Theatre hottie of the month: June edition
Review: Flamboyance, friendship and fear in 1980s New York - As Is, Trafalgar Studios

Review: Robert Sean Leonard is Atticus Finch in To Kill A Mockingbird, @BarbicanCentre

Milo Panni (Dill), Rosie Boore (Scout), Billy Price (Jem). Photo Christopher Akrill

Harper Lee's classic novel was one of a small handful of books read during my formative years that has left an indelible mark so I was mixture of excitement and nerves going to see this stage version.

This production of Christopher Sergel's adaptation, directed by  Timothy Sheader, originated at the Regent's Park Open Air Theatre in 2013, where it sold out two runs before touring and this residence at the Barbican - so the signs were good. It also stars Robert Sean Leonard of House and Dead Poets Society fame.

Leonard plays Atticus the lawyer chosen to defend Tom Robinson, a black man accused of raping a white woman in 1930's small town Alabama.

The story in the book is told the through the eyes of his young daughter Scout (Rosie Boore*) who, together with her older brother Jem (Billy Price) and friend Dill (Milo Panni) obsess about the reclusive Boo Radley who lives next door and plot to try and get him to come out.

It is so with the stage production but Scout's voice doesn't come just from Boore but also the ensemble who each carry a copy of the novel from which they take turns to read passages. The result is an intoxicating mixture of story time and acting,  blending seamlessly the enduring charm of reading the novel with the thrill of watching live theatre.

The story tellers remain on stage, seated around the edges as if listening to the story. They transform with an item of clothing or a prop, shedding their British accent to become one of the many characters of the novel when required - Scout's eccentric neighbours, the Ewells who are the centre of the Tom Robinson trial, judge, policeman etc.

Where the play really comes into its own is in the court room scene superbly capturing the tension, prejudice and injustice. Like Scout, Jem and Dill who sneak into the gallery to watch you hang on every word.

The power of the novel was in exposing the injustice of racism through innocence and youthful logic. The world of Scout, Jem and Dill had such a warmth and charm to it just made it all the more powerful and this stage production captures that perfectly.

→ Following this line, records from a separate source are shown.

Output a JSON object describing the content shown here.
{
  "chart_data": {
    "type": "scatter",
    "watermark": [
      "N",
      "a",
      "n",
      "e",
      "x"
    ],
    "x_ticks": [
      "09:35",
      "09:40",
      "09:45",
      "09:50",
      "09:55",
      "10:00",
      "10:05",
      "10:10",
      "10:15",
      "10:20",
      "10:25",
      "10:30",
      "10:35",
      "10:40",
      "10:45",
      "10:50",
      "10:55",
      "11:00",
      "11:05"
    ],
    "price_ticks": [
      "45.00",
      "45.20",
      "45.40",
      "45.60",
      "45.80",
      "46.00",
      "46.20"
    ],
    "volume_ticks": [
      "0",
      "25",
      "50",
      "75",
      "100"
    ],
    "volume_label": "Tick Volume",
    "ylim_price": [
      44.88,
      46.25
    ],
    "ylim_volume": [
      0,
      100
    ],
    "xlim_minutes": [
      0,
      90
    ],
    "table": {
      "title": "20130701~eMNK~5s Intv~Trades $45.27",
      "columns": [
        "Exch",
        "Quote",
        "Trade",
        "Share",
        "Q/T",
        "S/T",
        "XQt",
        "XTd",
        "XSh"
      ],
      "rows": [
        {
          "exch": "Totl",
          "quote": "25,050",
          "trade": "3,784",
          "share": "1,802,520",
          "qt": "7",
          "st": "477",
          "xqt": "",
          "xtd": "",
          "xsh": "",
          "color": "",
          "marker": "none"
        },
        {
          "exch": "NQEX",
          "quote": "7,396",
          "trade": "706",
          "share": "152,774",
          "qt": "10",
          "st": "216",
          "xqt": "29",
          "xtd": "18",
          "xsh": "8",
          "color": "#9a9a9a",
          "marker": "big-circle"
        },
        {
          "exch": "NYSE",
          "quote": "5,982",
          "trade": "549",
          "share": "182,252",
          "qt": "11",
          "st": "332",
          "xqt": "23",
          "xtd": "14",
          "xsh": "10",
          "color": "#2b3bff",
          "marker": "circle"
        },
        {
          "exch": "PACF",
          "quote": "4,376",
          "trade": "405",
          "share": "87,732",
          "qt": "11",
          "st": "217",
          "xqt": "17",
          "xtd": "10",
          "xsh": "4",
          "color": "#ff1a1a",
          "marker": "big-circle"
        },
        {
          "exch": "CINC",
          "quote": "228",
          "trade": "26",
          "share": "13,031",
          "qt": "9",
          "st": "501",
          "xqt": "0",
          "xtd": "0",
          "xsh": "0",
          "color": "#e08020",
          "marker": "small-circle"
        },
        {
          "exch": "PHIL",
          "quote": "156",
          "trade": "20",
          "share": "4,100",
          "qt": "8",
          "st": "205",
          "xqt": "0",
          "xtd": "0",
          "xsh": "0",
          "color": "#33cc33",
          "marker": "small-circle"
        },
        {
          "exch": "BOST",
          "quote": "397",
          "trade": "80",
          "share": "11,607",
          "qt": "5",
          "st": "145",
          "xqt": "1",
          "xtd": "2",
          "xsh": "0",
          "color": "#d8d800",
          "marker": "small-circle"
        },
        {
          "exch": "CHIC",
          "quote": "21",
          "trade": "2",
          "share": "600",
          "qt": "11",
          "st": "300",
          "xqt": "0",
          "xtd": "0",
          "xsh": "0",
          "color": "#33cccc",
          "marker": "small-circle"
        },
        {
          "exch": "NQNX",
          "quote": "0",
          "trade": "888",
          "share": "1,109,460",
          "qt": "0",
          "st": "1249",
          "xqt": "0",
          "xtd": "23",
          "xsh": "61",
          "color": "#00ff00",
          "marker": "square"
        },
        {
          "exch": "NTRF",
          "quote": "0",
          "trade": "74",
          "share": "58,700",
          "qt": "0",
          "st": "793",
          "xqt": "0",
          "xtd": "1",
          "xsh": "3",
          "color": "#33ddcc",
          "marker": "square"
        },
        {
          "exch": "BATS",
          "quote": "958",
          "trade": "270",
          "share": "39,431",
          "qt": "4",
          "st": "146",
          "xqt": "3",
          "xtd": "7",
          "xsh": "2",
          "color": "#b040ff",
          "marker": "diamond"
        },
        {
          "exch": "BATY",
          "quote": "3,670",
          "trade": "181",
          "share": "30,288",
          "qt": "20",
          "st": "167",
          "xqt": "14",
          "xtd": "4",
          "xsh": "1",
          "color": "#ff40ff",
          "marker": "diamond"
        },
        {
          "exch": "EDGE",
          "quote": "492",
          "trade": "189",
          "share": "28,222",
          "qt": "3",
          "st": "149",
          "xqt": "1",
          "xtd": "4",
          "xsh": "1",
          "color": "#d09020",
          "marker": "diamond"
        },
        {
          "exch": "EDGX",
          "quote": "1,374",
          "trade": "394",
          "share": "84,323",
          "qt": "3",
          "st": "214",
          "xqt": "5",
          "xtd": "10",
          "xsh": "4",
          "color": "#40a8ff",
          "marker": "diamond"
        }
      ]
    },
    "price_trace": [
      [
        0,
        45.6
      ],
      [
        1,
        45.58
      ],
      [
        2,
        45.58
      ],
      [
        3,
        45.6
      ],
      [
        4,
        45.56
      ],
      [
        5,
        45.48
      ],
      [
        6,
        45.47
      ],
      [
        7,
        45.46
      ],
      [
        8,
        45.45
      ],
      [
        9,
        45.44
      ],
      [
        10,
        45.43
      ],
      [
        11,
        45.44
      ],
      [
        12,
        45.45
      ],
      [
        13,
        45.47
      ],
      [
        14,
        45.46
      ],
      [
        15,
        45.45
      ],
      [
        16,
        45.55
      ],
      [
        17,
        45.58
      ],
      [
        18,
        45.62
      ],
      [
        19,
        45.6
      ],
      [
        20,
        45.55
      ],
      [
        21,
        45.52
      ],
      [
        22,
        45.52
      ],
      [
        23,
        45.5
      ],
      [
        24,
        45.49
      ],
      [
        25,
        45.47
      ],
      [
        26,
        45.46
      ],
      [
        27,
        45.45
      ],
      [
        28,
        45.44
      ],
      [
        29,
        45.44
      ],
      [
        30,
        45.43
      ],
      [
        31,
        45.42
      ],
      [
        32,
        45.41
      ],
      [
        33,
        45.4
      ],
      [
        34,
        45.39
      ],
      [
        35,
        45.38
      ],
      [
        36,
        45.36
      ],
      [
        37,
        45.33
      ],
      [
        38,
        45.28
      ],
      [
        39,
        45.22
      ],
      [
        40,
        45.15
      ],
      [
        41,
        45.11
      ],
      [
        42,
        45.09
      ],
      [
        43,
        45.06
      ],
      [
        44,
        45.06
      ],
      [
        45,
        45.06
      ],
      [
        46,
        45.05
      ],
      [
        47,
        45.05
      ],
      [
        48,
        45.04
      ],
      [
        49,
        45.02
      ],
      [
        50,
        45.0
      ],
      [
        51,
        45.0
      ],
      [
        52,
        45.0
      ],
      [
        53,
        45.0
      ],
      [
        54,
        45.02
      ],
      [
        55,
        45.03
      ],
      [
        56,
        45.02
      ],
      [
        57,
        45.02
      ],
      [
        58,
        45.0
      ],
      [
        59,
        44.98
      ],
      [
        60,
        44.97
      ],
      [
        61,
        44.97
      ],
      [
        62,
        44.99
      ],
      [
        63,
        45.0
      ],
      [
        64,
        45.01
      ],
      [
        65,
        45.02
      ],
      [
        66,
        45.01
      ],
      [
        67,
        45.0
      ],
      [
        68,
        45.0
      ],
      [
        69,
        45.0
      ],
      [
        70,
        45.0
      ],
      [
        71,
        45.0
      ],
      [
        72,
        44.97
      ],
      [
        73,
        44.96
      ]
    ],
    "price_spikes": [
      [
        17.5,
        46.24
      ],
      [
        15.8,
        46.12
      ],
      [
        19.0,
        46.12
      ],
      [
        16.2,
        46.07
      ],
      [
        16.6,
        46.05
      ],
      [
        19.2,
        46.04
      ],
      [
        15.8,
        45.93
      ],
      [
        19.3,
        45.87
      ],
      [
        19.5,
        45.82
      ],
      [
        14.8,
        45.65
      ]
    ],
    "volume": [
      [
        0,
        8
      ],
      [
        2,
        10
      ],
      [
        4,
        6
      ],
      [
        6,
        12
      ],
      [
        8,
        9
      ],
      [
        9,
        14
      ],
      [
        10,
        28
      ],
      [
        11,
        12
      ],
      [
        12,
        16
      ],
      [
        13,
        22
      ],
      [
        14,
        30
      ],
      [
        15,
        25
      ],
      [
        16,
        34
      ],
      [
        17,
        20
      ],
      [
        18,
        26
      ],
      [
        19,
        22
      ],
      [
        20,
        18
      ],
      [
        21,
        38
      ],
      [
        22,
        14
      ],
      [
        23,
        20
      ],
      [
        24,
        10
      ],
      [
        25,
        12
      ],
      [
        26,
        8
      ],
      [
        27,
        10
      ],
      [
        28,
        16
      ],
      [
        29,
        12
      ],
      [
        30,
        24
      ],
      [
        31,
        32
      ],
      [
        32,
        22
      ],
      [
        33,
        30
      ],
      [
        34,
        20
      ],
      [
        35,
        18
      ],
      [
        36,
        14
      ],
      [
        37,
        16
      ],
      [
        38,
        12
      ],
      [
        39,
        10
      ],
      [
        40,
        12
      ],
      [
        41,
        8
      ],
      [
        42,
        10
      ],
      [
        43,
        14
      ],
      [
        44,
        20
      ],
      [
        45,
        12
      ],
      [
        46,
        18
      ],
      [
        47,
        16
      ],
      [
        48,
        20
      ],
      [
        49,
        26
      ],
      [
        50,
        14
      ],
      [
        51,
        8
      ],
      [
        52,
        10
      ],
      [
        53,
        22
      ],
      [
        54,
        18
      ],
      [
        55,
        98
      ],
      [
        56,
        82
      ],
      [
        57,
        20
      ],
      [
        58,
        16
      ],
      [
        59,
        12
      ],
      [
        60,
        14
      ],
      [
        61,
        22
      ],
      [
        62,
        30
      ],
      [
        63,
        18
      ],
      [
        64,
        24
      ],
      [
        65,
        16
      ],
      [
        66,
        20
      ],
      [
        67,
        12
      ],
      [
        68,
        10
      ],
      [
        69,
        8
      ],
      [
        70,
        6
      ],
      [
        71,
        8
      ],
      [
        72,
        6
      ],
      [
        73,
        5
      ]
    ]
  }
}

The child actors lovably exude that innocence and logic and Leonard plays Atticus with a great warmth, fatherly patience and the melancholy of loss.

There is original music composed and performed by Phil King as part of the ensemble which all adds up to make this production is devastatingly huggable - l laughed and cried and sometimes at the same time.

You can catch To Kill A Mockingbird at the Barbican Theatre until July 25 and it is two hour and a half hours long including an interval.

* There are three different actors for each of the child roles, this was the cast the night I saw it.